_PROBLEM STATEMENT_
Please return each line of the listing exactly as given.

Start of WORKING DATA

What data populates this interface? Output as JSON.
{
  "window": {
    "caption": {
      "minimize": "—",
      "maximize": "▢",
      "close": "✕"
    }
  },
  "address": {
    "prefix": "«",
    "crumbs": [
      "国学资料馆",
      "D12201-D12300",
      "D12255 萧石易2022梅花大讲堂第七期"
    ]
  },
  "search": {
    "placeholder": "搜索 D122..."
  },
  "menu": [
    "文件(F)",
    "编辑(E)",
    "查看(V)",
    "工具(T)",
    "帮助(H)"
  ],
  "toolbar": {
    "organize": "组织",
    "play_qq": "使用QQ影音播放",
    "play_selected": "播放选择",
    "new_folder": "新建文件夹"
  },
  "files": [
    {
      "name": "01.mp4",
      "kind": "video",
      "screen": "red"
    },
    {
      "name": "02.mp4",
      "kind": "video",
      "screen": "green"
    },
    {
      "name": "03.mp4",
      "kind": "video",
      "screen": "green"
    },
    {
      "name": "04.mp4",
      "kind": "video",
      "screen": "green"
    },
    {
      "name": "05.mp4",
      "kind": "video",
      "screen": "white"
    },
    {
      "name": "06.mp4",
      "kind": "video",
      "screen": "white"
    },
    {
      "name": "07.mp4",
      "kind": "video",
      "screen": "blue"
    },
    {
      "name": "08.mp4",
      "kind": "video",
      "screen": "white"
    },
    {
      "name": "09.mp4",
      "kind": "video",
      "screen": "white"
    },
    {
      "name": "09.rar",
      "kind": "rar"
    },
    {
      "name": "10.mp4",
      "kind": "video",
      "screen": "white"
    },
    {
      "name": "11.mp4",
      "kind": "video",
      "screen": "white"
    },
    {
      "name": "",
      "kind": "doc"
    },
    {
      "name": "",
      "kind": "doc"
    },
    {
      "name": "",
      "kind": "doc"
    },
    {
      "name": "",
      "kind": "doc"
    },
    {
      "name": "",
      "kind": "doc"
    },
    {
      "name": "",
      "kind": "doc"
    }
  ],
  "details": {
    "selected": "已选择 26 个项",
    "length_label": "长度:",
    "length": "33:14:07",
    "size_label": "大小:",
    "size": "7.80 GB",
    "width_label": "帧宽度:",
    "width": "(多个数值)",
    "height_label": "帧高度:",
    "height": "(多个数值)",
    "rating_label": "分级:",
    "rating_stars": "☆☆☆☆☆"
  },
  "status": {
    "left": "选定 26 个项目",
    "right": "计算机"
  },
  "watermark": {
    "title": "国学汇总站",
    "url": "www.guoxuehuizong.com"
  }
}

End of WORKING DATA

_YOUR SOLUTION_
What data populates this interface? Output as JSON.
{
  "window": {
    "caption": {
      "minimize": "—",
      "maximize": "▢",
      "close": "✕"
    }
  },
  "address": {
    "prefix": "«",
    "crumbs": [
      "国学资料馆",
      "D12201-D12300",
      "D12255 萧石易2022梅花大讲堂第七期"
    ]
  },
  "search": {
    "placeholder": "搜索 D122..."
  },
  "menu": [
    "文件(F)",
    "编辑(E)",
    "查看(V)",
    "工具(T)",
    "帮助(H)"
  ],
  "toolbar": {
    "organize": "组织",
    "play_qq": "使用QQ影音播放",
    "play_selected": "播放选择",
    "new_folder": "新建文件夹"
  },
  "files": [
    {
      "name": "01.mp4",
      "kind": "video",
      "screen": "red"
    },
    {
      "name": "02.mp4",
      "kind": "video",
      "screen": "green"
    },
    {
      "name": "03.mp4",
      "kind": "video",
      "screen": "green"
    },
    {
      "name": "04.mp4",
      "kind": "video",
      "screen": "green"
    },
    {
      "name": "05.mp4",
      "kind": "video",
      "screen": "white"
    },
    {
      "name": "06.mp4",
      "kind": "video",
      "screen": "white"
    },
    {
      "name": "07.mp4",
      "kind": "video",
      "screen": "blue"
    },
    {
      "name": "08.mp4",
      "kind": "video",
      "screen": "white"
    },
    {
      "name": "09.mp4",
      "kind": "video",
      "screen": "white"
    },
    {
      "name": "09.rar",
      "kind": "rar"
    },
    {
      "name": "10.mp4",
      "kind": "video",
      "screen": "white"
    },
    {
      "name": "11.mp4",
      "kind": "video",
      "screen": "white"
    },
    {
      "name": "",
      "kind": "doc"
    },
    {
      "name": "",
      "kind": "doc"
    },
    {
      "name": "",
      "kind": "doc"
    },
    {
      "name": "",
      "kind": "doc"
    },
    {
      "name": "",
      "kind": "doc"
    },
    {
      "name": "",
      "kind": "doc"
    }
  ],
  "details": {
    "selected": "已选择 26 个项",
    "length_label": "长度:",
    "length": "33:14:07",
    "size_label": "大小:",
    "size": "7.80 GB",
    "width_label": "帧宽度:",
    "width": "(多个数值)",
    "height_label": "帧高度:",
    "height": "(多个数值)",
    "rating_label": "分级:",
    "rating_stars": "☆☆☆☆☆"
  },
  "status": {
    "left": "选定 26 个项目",
    "right": "计算机"
  },
  "watermark": {
    "title": "国学汇总站",
    "url": "www.guoxuehuizong.com"
  }
}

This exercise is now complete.